This idea — that we can quantify information flow via computation — is an old and time-honoured idea in computer science and information theory, and has been exploited in other domains where information flow is important, like privacy.
There are two important consequences of the way we frame the problem of detecting bias. Firstly, we eliminate the messy issue of what forms of information might be transmitted or not, because our definition of information flow does not depend on any specific kind of information, or any specific way in which an attacker might try to get at it. Information is transferred if we can reconstruct it. No more, no less. Secondly, this sets up a virtuous ‘arms race’ where even if algorithms that learn biased outcomes get more and more powerful, algorithms for detecting potential bias get correspondingly better as well.
We can take this idea further. Suppose we want to eliminate the possibility of an algorithm learning bias from its training data. Then we must modify the training data to remove information in such a way that our simulator can no longer predict the eliminated attributes. No prediction, no information. Of course, there are many ways to remove information, and some are more dramatic than others. For example, if we only cared about ensuring a fair outcome, we could scrub the data of all identifying features, rendering it fair – but useless. So while maintaining the condition that we can no longer predict eliminated attributes, we also want to do this “minimally” so that we don’t change the data too much. This was the basis of our recent work on certifying disparate impact.
And in new work, we’ve gone even further. Suppose we have a blackbox algorithm that makes predictions based on a number of different features, or knobs. Can we tell which knobs appear to be more important than others? Again, the simulation-perspective provides an answer.
We can use the methods from above to eliminate the information provided by a certain feature (“knob”) and see how the results change. If they don’t change, the knob couldn’t have been that important. And if they do, it probably was.
Ultimately, what we seek is an abstract framework to reason about fairness and algorithms. One in which assumptions and beliefs are clearly laid out, and algorithms can be tested against these beliefs.
This blog gives the views of the author and does not represent the position of the LSE Media Policy Project blog, nor of the London School of Economics and Political Science.

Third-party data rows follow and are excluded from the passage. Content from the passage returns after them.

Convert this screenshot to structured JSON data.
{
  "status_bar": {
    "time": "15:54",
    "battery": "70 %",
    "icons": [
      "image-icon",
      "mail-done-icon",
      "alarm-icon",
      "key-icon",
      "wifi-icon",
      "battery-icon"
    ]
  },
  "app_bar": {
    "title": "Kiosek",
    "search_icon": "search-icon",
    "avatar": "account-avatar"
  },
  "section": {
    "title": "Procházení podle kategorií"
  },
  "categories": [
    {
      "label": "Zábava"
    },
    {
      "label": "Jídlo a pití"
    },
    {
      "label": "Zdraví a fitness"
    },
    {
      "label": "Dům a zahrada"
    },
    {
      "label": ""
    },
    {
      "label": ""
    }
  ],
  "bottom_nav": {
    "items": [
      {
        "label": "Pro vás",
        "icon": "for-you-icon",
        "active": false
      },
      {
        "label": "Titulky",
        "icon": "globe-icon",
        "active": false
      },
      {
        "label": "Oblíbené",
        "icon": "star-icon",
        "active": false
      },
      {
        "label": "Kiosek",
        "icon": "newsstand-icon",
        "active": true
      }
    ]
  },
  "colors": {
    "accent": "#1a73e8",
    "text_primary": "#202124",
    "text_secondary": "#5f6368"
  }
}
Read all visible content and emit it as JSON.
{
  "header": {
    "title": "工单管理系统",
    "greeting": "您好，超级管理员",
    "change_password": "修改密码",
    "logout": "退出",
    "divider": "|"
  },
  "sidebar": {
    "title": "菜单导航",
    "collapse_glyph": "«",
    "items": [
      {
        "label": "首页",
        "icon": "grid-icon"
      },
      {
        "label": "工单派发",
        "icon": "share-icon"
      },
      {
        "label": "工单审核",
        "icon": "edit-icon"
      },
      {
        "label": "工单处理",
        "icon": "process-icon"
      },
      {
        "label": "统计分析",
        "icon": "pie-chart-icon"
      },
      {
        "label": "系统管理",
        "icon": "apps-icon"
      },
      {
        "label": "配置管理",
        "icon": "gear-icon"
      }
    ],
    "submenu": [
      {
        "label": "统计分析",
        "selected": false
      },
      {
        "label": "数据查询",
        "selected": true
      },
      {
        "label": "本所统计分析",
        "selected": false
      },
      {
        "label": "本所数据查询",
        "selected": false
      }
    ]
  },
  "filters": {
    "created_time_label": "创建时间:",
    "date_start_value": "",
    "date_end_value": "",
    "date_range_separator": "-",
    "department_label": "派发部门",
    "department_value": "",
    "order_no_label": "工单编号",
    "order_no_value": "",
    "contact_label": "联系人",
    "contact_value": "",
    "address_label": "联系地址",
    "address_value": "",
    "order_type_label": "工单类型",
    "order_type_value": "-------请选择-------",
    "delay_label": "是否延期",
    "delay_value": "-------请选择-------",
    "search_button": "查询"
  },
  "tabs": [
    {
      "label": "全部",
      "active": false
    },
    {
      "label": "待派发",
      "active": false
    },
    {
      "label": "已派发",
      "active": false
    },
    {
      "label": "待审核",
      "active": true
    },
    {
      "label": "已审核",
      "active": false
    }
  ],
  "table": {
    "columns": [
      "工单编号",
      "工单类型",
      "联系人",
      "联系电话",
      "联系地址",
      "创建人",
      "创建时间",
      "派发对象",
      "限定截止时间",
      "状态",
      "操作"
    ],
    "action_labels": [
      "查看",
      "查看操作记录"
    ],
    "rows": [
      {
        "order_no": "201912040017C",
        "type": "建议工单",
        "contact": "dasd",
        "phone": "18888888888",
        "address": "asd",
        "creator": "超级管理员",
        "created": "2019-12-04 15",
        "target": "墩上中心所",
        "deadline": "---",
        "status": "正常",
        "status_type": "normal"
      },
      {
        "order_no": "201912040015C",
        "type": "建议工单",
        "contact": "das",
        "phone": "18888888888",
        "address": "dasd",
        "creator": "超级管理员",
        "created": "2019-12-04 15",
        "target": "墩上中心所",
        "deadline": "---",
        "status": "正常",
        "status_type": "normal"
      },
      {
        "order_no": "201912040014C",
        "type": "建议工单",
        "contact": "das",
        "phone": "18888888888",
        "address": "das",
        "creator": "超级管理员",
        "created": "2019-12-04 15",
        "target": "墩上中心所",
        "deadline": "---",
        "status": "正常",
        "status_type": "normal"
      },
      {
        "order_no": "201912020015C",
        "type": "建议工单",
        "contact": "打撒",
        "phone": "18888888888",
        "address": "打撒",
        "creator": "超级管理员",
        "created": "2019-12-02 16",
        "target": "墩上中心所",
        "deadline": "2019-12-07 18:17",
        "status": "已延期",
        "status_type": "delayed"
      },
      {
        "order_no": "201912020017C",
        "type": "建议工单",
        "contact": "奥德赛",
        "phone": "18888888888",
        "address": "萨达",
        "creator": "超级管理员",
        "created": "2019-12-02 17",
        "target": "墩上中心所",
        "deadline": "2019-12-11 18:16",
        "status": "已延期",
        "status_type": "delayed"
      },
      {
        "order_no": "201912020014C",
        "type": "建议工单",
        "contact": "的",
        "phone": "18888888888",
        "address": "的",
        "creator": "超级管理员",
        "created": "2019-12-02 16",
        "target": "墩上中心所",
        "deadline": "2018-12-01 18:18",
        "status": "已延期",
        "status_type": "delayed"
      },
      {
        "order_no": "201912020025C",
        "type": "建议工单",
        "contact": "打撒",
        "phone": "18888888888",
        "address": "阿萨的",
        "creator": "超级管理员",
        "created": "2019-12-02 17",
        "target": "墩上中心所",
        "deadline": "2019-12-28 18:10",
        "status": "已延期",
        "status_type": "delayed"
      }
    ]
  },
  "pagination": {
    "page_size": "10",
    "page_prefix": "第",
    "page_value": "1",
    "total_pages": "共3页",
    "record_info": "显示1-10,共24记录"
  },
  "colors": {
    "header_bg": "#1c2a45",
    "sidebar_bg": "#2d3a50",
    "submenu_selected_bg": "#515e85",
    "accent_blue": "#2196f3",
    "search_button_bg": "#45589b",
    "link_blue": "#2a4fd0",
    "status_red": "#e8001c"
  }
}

This post was published to coincide with a workshop held in April 2016 by the Media Policy Project, ‘Automation, Prediction and Digital Inequalities’. This was the third of a series of workshops organised throughout 2015 and 2016 by the Media Policy Project as part of a grant from the LSE’s Higher Education Innovation Fund (HEIF5). To read a summary of the workshop, please click here.